Having concluded the popular “Station” series, which covered the years from prior to World War II to the period following its end, David Downing has now turned his attention to World War I. One thing each series has in common is that the protagonist is a spy, but in this new effort, Jack McColl begins as a part-time contractor for an incipient intelligence arm in HRH Majesty’s Admiralty. It is difficult to imagine in this age of the CIA, MI5 and the KGB (in its various incarnations) that there was a time without established spy agencies. In any event, the story begins when Jack, his brother and a co-worker embark on a world trip beginning in China to sell a British luxury automobile. Jack is asked to gather information on German activities along the way. In China he gathers intelligence on gun emplacements in the German concession, as well naval plans. Then on to San Francisco, where Irish separatists seem to be plotting with Indians seeking independence and Germans apparently supporting their efforts, in an attempt to weaken Great Britain in any future conflict. Next on to New York, after which he is sent to Mexico, where the oil supply to the British navy is being threatened to be cut off. Along the way, beginning in China, he starts a torrid love affair with a liberated woman (for the times). Unfortunately, her family is involved in the quest for Irish independence, which unduly complicates the relationship, but does help Jack attain a permanent position as an agent. Jack’s development as a character begins slowly, but builds as his adventures take him (and the reader) forward, and we learn more about his thinking. The scope of the novel is wide, and the book is deeply researched, an ability for which the author is well-known.
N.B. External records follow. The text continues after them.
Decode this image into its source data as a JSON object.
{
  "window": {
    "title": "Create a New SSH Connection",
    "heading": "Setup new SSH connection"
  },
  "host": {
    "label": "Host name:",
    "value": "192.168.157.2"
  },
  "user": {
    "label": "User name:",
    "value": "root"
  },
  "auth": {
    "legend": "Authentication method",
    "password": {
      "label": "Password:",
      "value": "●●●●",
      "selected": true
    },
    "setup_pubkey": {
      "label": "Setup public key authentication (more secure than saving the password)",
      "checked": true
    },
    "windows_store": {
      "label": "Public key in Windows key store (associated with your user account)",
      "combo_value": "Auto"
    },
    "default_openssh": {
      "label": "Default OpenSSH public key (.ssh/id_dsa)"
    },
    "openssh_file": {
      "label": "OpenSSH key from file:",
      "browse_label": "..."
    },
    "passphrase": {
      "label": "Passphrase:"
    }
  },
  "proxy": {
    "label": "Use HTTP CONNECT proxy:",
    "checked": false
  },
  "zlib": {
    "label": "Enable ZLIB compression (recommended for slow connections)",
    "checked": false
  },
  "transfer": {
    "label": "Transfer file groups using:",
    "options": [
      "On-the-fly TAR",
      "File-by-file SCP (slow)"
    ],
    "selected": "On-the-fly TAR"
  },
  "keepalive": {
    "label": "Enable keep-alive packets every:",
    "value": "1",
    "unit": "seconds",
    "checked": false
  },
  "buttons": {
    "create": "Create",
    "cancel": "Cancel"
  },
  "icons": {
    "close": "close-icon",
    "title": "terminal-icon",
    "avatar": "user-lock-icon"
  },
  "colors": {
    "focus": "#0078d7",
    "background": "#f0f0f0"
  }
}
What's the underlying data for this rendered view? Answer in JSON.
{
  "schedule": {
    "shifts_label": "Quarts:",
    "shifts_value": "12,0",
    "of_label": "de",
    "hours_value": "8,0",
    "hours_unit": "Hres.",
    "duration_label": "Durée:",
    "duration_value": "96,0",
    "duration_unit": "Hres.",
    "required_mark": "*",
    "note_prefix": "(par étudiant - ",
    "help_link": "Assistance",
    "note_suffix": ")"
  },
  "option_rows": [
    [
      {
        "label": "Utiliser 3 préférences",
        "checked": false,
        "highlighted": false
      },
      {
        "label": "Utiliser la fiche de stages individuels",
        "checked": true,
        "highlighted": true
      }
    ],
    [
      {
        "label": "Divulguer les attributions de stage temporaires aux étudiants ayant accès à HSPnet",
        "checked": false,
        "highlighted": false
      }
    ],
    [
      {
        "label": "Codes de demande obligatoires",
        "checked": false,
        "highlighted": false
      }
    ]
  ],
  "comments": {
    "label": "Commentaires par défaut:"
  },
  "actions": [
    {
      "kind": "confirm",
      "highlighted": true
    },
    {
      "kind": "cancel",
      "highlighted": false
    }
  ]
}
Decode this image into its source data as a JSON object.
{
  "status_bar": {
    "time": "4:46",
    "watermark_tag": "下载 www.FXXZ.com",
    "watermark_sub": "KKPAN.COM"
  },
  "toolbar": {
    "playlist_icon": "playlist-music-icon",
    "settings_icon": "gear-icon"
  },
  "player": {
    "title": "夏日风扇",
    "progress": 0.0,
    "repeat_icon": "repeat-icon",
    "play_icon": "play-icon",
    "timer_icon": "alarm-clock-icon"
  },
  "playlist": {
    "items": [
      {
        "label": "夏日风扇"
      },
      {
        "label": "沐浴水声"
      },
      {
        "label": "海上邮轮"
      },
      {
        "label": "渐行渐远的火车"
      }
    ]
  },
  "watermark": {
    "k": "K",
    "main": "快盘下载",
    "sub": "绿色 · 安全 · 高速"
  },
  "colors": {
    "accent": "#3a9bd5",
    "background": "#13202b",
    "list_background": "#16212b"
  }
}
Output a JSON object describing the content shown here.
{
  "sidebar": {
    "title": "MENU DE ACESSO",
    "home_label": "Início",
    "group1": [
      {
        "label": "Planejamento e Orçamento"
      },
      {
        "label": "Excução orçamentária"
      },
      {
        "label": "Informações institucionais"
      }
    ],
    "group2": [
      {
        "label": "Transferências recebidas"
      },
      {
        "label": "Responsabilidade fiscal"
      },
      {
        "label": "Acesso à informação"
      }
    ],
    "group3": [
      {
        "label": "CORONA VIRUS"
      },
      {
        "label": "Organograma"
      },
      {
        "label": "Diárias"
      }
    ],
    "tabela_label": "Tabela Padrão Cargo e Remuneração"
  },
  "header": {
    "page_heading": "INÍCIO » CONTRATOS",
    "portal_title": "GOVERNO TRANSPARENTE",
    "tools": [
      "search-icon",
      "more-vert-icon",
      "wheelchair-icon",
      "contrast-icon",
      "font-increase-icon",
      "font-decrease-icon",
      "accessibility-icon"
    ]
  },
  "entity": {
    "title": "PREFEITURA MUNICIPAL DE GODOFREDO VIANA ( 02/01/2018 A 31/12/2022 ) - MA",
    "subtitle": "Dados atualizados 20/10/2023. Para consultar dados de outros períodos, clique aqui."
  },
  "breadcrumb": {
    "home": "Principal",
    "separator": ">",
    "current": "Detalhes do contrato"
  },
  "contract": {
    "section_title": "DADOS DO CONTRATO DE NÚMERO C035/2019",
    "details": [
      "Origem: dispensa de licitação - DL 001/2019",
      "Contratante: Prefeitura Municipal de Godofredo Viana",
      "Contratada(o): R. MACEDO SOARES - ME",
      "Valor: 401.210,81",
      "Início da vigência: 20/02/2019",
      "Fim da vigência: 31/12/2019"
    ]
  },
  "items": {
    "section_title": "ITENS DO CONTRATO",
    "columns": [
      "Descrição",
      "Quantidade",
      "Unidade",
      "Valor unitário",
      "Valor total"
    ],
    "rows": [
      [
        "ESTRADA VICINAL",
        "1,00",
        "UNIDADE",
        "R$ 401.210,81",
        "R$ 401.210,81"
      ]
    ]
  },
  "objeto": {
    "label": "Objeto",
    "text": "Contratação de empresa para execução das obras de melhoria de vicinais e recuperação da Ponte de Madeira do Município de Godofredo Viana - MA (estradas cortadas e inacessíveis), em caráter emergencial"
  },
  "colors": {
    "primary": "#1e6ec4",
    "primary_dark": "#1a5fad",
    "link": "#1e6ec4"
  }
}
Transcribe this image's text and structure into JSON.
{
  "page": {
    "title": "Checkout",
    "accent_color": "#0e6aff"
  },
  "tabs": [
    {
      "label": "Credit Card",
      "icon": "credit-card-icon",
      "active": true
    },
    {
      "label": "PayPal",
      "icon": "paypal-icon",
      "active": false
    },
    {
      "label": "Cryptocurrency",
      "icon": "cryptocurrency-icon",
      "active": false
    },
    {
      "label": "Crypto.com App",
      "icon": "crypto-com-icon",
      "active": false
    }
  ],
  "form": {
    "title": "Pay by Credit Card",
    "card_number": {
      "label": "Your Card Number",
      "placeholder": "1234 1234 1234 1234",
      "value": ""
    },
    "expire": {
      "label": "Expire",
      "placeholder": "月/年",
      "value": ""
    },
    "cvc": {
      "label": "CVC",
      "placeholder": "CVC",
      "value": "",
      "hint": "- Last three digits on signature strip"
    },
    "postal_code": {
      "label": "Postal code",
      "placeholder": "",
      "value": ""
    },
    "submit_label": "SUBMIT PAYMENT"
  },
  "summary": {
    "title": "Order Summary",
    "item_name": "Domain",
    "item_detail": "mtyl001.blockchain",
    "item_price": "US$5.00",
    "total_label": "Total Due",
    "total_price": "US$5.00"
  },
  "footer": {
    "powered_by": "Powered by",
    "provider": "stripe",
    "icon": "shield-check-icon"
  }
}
Presumably, the forthcoming volumes will take us into the mud and trenches of France, and this reader (and hopefully many others) will be looking forward to reading it. Meanwhile, “Jack” is recommended.